=== Begin Enclosure ===

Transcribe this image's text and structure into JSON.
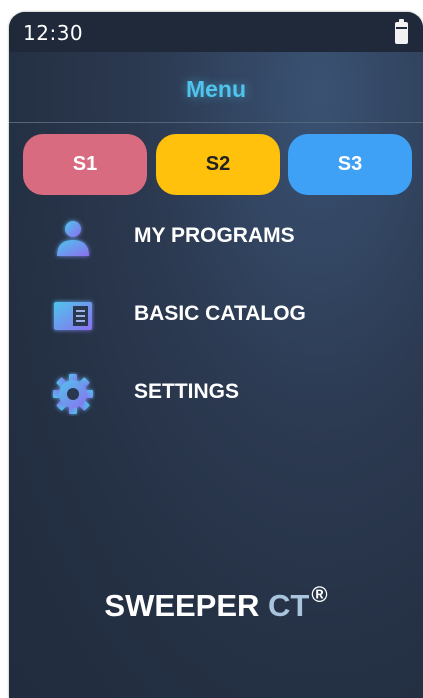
{
  "status_bar": {
    "time": "12:30",
    "battery_icon": "battery-icon"
  },
  "header": {
    "title": "Menu"
  },
  "presets": [
    {
      "label": "S1",
      "color": "#d96b80"
    },
    {
      "label": "S2",
      "color": "#ffc10c"
    },
    {
      "label": "S3",
      "color": "#3ea1f5"
    }
  ],
  "menu": {
    "items": [
      {
        "label": "MY PROGRAMS",
        "icon": "user-icon"
      },
      {
        "label": "BASIC CATALOG",
        "icon": "catalog-icon"
      },
      {
        "label": "SETTINGS",
        "icon": "gear-icon"
      }
    ]
  },
  "brand": {
    "name": "SWEEPER",
    "suffix": "CT",
    "mark": "®"
  },
  "colors": {
    "accent": "#4fc4ec",
    "background": "#243043",
    "status_bar": "#1f2939"
  }
}
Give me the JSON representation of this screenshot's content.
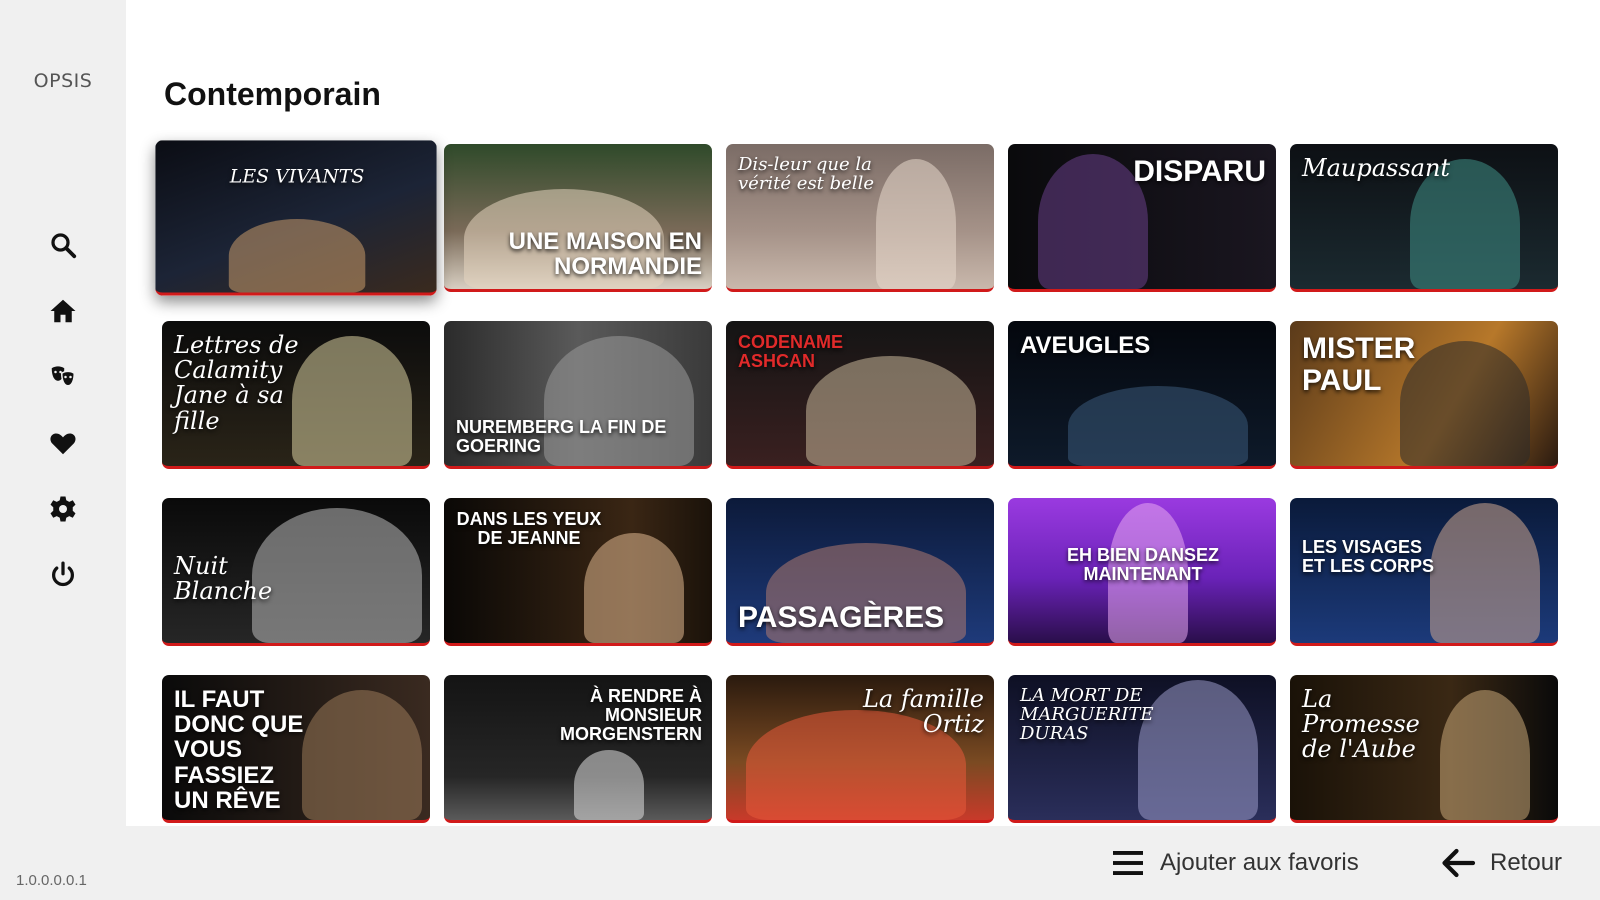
{
  "app": {
    "logo": "OPSIS",
    "version": "1.0.0.0.0.1"
  },
  "sidebar": {
    "items": [
      {
        "name": "search",
        "icon": "search-icon"
      },
      {
        "name": "home",
        "icon": "home-icon"
      },
      {
        "name": "theater",
        "icon": "theater-masks-icon"
      },
      {
        "name": "favorites",
        "icon": "heart-icon"
      },
      {
        "name": "settings",
        "icon": "gear-icon"
      },
      {
        "name": "power",
        "icon": "power-icon"
      }
    ]
  },
  "main": {
    "title": "Contemporain",
    "cards": [
      {
        "title": "LES VIVANTS",
        "bg": "linear-gradient(160deg,#0b0d14 0%,#1c2436 55%,#3a2a1e 100%)",
        "fig": "#c89a6a"
      },
      {
        "title": "UNE MAISON EN NORMANDIE",
        "bg": "linear-gradient(180deg,#2f4a2a 0%,#7a6a58 60%,#d8cfc2 100%)",
        "fig": "#e6d6c0"
      },
      {
        "title": "Dis-leur que la vérité est belle",
        "bg": "linear-gradient(180deg,#7b6c66 0%,#a59288 60%,#c9b8ac 100%)",
        "fig": "#e8d8cc"
      },
      {
        "title": "DISPARU",
        "bg": "linear-gradient(90deg,#0a0a0c 0%,#1a1620 100%)",
        "fig": "#6a3f8a"
      },
      {
        "title": "Maupassant",
        "bg": "linear-gradient(180deg,#0d1014 0%,#1b2a30 100%)",
        "fig": "#3f8f86"
      },
      {
        "title": "Lettres de Calamity Jane à sa fille",
        "bg": "linear-gradient(180deg,#0c0c0c 0%,#2a2418 100%)",
        "fig": "#d9cfa0"
      },
      {
        "title": "NUREMBERG LA FIN DE GOERING",
        "bg": "linear-gradient(90deg,#2b2b2b 0%,#5a5a5a 50%,#3a3a3a 100%)",
        "fig": "#9a9a9a"
      },
      {
        "title": "CODENAME ASHCAN",
        "bg": "linear-gradient(180deg,#141414 0%,#3a2020 100%)",
        "fig": "#c8b89a"
      },
      {
        "title": "AVEUGLES",
        "bg": "linear-gradient(180deg,#04070d 0%,#0e1a2a 100%)",
        "fig": "#3a5a7a"
      },
      {
        "title": "MISTER PAUL",
        "bg": "linear-gradient(120deg,#5a3a1a 0%,#b7782a 60%,#2a1a10 100%)",
        "fig": "#2a2a2a"
      },
      {
        "title": "Nuit Blanche",
        "bg": "linear-gradient(180deg,#0a0a0a 0%,#262626 100%)",
        "fig": "#bcbcbc"
      },
      {
        "title": "DANS LES YEUX DE JEANNE",
        "bg": "linear-gradient(90deg,#0a0806 0%,#3a2614 70%,#1a120a 100%)",
        "fig": "#e0b890"
      },
      {
        "title": "PASSAGÈRES",
        "bg": "linear-gradient(180deg,#0c1a3a 0%,#1e3a7a 100%)",
        "fig": "#b07a70"
      },
      {
        "title": "EH BIEN DANSEZ MAINTENANT",
        "bg": "linear-gradient(180deg,#9a3ae0 0%,#6a22b8 55%,#2a0e4a 100%)",
        "fig": "#e8a8f0"
      },
      {
        "title": "LES VISAGES ET LES CORPS",
        "bg": "linear-gradient(180deg,#0a1a3a 0%,#1c3a7a 100%)",
        "fig": "#d0a890"
      },
      {
        "title": "IL FAUT DONC QUE VOUS FASSIEZ UN RÊVE",
        "bg": "linear-gradient(90deg,#0a0a0a 0%,#3a2a20 100%)",
        "fig": "#9a7a5a"
      },
      {
        "title": "À RENDRE À MONSIEUR MORGENSTERN",
        "bg": "linear-gradient(180deg,#141414 0%,#262626 70%,#5a5a5a 100%)",
        "fig": "#e0e0e0"
      },
      {
        "title": "La famille Ortiz",
        "bg": "linear-gradient(180deg,#2a1a0e 0%,#7a4a22 60%,#c83a2a 100%)",
        "fig": "#e85a3a"
      },
      {
        "title": "LA MORT DE MARGUERITE DURAS",
        "bg": "linear-gradient(180deg,#0e1024 0%,#2a2e5a 100%)",
        "fig": "#9a9ac8"
      },
      {
        "title": "La Promesse de l'Aube",
        "bg": "linear-gradient(90deg,#1a1208 0%,#3a2814 60%,#0a0a0a 100%)",
        "fig": "#c8a878"
      }
    ]
  },
  "bottom": {
    "favorites_label": "Ajouter aux favoris",
    "back_label": "Retour"
  },
  "colors": {
    "accent": "#d11a1a",
    "sidebar_bg": "#f0f0f0",
    "content_bg": "#ffffff"
  }
}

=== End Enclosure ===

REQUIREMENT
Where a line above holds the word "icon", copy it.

RESULT OF THIS TASK
    "battery_icon": "battery-icon"
        "icon": "user-icon"
        "icon": "catalog-icon"
        "icon": "gear-icon"
        "icon": "search-icon"
        "icon": "home-icon"
        "icon": "theater-masks-icon"
        "icon": "heart-icon"
        "icon": "gear-icon"
        "icon": "power-icon"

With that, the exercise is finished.